Background: Cigarette smoking is a major risk factor for the development and progression of cardiovascular disease. While smoking is associated with increased levels of inflammatory markers and accelerated atherosclerosis, few studies have examined the impact of smoking cessation on levels of inflammatory markers. The degree and rate at which inflammation subsides after smoking cessation are uncertain. It also remains unclear as to whether traditional risk factors can adequately explain the observed decline in cardiovascular risk following smoking cessation.
Methods and findings: Using data from 15,489 individuals who participated in the Third National Health and Nutrition Examination Survey (NHANES III), we analyzed the association between smoking and smoking cessation on levels of inflammatory markers and traditional cardiovascular risk factors. In particular, we examined changes in C-reactive protein, white blood cell count, albumin, and fibrinogen. Inflammatory markers demonstrated a dose-dependent and temporal relationship to smoking and smoking cessation. Both inflammatory and traditional risk factors improved with decreased intensity of smoking. With increased time since smoking cessation, inflammatory markers resolved more slowly than traditional cardiovascular risk factors.
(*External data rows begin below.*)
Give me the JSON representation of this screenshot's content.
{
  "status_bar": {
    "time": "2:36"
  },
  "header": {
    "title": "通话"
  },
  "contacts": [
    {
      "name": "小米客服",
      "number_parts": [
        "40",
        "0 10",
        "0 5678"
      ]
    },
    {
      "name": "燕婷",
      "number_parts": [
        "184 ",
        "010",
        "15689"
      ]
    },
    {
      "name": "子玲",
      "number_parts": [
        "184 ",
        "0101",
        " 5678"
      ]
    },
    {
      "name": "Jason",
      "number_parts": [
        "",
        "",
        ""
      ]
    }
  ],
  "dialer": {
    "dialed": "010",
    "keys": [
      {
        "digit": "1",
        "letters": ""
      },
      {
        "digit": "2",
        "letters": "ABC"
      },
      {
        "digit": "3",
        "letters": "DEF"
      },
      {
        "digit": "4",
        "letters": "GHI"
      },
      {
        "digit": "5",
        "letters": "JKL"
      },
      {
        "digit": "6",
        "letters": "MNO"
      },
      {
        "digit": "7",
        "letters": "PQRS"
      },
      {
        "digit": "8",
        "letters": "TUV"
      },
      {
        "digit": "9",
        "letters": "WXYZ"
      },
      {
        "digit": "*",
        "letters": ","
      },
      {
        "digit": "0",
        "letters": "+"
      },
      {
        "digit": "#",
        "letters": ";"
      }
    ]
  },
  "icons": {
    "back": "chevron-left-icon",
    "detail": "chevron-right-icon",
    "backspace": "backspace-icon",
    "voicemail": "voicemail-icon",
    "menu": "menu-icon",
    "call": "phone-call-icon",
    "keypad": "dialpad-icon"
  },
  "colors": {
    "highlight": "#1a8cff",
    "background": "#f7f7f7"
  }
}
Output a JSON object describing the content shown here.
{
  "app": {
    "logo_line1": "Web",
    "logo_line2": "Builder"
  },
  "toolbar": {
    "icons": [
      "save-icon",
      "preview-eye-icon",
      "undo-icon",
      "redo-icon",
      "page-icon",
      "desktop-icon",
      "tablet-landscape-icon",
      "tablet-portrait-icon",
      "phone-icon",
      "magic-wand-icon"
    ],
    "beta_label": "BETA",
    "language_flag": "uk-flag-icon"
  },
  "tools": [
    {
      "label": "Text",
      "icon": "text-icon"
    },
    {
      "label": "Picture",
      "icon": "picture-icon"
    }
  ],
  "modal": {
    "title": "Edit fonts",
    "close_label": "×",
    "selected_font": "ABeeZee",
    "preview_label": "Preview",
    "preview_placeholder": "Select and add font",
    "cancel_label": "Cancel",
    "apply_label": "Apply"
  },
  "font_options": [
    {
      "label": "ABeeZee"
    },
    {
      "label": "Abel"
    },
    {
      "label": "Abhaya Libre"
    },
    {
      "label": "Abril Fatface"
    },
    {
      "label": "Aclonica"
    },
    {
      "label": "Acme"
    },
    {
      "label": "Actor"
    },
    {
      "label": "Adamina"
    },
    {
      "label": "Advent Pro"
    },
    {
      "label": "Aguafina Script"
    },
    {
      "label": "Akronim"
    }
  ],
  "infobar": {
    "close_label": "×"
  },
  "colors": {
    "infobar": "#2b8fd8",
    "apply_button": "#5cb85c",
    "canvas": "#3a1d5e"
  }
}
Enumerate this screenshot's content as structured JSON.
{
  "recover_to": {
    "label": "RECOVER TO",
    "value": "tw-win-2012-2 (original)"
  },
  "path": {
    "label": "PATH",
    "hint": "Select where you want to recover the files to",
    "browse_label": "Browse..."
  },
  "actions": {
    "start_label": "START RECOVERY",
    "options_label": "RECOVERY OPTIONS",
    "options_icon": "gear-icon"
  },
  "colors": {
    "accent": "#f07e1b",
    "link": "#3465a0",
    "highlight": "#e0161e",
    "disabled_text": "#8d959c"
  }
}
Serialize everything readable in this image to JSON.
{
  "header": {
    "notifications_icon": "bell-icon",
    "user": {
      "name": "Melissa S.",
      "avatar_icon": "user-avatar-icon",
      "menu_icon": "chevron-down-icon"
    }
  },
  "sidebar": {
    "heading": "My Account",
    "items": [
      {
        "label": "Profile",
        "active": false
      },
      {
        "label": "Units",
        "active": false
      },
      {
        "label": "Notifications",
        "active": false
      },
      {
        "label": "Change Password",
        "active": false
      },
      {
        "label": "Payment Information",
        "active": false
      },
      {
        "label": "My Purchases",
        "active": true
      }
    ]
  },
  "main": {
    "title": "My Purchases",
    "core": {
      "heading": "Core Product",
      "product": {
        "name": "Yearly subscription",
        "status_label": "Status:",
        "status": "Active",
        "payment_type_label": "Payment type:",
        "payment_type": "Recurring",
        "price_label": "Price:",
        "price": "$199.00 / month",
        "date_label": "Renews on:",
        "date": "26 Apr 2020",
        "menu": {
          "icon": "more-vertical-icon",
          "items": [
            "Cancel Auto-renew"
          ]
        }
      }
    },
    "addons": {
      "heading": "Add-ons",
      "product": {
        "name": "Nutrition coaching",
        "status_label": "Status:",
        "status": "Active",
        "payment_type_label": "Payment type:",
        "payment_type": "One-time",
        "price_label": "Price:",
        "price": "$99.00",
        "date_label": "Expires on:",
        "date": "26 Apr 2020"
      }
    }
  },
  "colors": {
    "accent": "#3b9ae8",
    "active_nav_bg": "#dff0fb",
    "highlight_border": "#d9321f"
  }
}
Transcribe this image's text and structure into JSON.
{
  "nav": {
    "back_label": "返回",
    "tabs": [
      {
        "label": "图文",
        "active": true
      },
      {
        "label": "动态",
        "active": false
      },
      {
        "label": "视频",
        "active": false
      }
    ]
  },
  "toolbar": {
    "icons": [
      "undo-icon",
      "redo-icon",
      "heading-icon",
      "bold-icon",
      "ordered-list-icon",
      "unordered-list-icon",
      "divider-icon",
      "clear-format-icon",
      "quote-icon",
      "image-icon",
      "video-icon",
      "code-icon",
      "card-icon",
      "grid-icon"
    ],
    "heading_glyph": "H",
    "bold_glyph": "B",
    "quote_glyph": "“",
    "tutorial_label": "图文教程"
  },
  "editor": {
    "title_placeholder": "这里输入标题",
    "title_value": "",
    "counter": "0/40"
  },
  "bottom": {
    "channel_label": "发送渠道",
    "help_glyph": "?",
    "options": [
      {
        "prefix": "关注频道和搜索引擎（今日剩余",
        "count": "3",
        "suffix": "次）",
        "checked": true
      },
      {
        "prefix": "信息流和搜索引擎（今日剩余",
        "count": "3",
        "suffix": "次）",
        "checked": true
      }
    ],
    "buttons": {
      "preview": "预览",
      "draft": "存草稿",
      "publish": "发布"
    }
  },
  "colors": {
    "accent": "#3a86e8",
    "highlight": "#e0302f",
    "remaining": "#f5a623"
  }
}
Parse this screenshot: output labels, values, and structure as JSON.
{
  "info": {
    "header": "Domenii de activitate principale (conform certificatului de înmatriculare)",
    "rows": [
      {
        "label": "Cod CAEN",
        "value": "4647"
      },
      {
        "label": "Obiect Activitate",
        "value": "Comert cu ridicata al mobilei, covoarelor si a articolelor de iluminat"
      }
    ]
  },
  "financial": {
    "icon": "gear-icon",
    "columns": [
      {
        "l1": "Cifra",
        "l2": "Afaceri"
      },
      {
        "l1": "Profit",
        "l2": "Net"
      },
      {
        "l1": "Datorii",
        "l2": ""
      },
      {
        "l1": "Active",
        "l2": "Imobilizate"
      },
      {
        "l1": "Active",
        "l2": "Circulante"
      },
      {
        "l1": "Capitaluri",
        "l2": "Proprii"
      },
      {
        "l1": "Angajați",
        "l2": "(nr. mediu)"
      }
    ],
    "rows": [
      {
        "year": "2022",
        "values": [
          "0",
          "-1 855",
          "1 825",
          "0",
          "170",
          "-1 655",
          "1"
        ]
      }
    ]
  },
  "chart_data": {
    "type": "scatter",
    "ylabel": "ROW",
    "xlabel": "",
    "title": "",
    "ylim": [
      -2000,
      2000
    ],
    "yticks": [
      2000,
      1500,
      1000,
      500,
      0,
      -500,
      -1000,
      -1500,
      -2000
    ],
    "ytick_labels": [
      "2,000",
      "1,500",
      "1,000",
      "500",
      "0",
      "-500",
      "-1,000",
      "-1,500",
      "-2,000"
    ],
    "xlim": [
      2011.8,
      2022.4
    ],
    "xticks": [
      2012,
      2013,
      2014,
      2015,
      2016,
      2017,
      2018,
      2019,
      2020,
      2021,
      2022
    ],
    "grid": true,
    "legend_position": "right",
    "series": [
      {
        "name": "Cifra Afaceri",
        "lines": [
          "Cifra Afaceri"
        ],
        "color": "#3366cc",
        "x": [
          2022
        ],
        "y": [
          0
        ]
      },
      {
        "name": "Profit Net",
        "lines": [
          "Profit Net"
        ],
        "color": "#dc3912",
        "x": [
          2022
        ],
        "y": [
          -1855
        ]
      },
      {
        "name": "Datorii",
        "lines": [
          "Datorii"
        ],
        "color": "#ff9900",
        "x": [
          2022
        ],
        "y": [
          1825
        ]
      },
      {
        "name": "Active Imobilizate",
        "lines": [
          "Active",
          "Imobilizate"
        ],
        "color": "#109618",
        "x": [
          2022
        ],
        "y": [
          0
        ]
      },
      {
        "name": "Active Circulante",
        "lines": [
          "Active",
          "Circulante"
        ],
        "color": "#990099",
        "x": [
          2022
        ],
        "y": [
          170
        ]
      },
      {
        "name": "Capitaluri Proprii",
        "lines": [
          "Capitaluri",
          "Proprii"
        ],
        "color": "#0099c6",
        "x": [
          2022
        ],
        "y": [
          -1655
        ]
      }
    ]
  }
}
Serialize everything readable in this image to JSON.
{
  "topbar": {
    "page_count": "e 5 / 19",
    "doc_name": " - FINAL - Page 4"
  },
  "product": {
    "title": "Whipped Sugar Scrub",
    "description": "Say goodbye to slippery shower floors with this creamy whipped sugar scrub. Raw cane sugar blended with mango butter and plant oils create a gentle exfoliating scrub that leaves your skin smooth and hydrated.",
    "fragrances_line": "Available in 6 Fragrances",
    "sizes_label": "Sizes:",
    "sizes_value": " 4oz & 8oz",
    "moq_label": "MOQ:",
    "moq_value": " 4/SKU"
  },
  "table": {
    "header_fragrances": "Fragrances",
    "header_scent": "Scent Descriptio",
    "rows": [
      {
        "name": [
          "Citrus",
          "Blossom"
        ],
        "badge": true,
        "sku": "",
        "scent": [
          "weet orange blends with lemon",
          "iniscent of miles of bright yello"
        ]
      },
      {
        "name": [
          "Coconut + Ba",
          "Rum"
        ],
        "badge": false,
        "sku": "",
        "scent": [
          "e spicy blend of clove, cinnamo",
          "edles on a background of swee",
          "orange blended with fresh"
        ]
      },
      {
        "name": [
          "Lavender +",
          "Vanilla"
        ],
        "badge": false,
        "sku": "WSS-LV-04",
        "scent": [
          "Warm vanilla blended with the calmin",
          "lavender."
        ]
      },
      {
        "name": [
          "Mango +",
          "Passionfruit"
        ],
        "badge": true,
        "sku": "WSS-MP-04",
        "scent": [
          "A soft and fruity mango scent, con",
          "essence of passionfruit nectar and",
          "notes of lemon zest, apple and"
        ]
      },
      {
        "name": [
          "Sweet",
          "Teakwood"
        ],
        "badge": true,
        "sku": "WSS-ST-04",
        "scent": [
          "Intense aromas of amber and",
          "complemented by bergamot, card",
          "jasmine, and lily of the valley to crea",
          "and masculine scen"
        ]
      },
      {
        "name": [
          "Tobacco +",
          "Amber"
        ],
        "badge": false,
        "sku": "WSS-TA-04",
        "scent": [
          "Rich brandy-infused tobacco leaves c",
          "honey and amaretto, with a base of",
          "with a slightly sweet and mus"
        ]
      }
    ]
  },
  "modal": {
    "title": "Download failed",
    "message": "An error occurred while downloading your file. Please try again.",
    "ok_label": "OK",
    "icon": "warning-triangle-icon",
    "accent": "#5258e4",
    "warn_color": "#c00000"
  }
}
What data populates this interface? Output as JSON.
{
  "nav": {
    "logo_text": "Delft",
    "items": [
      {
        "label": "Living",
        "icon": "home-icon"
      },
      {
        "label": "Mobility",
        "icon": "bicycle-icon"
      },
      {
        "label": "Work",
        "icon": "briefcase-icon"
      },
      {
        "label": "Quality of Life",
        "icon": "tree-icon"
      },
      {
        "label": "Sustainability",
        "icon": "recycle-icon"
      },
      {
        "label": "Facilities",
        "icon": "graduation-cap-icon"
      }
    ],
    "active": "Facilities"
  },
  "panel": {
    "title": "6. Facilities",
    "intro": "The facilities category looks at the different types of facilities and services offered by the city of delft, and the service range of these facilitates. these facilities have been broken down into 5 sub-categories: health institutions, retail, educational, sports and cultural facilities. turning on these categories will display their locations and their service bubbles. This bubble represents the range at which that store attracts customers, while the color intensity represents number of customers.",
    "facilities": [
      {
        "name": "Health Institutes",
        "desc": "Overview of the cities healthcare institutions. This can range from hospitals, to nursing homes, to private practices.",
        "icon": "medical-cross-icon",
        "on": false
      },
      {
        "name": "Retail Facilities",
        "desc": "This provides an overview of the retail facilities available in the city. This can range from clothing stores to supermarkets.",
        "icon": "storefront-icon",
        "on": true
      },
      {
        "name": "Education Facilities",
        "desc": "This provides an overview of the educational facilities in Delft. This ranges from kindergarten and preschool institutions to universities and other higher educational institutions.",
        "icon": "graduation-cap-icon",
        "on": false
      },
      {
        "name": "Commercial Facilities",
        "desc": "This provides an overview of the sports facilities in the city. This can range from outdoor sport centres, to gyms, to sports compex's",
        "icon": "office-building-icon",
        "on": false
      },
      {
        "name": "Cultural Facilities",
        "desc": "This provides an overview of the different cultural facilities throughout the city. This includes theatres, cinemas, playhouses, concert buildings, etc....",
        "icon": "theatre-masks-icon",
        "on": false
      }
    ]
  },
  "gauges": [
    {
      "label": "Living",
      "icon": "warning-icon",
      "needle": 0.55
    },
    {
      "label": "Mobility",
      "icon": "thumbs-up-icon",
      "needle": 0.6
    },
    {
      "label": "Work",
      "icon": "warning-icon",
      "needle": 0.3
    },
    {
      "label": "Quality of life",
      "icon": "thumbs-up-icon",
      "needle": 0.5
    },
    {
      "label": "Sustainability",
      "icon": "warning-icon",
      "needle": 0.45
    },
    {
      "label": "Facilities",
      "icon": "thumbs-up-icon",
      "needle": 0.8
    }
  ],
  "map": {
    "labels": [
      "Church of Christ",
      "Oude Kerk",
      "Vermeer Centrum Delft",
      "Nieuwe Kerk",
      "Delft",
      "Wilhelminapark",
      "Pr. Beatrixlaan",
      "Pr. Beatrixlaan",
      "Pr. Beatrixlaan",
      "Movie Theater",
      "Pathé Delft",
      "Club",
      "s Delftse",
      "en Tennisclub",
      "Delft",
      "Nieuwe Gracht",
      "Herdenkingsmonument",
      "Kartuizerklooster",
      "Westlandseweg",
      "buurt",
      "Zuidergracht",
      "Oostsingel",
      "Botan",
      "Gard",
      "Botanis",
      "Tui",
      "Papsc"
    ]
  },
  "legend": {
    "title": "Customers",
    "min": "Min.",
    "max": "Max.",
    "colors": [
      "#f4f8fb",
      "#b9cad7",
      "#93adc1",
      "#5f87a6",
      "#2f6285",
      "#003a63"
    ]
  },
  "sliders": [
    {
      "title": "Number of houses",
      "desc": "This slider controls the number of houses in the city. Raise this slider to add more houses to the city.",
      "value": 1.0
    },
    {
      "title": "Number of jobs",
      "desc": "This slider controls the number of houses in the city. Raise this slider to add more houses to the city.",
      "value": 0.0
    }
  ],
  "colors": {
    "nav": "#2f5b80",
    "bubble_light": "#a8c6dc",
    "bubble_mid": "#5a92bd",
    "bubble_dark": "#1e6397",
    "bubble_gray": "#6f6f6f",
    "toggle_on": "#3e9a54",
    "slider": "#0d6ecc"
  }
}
Conclusion: Inflammatory markers may be more accurate indicators of atherosclerotic disease. Inflammatory markers returned to baseline levels 5 y after smoking cessation, consistent with the time frame associated with cardiovascular risk reduction observed in both the MONICA and Northwick Park Heart studies. Our results suggest that the inflammatory component of cardiovascular disease resulting from smoking is reversible with reduced tobacco exposure and smoking cessation.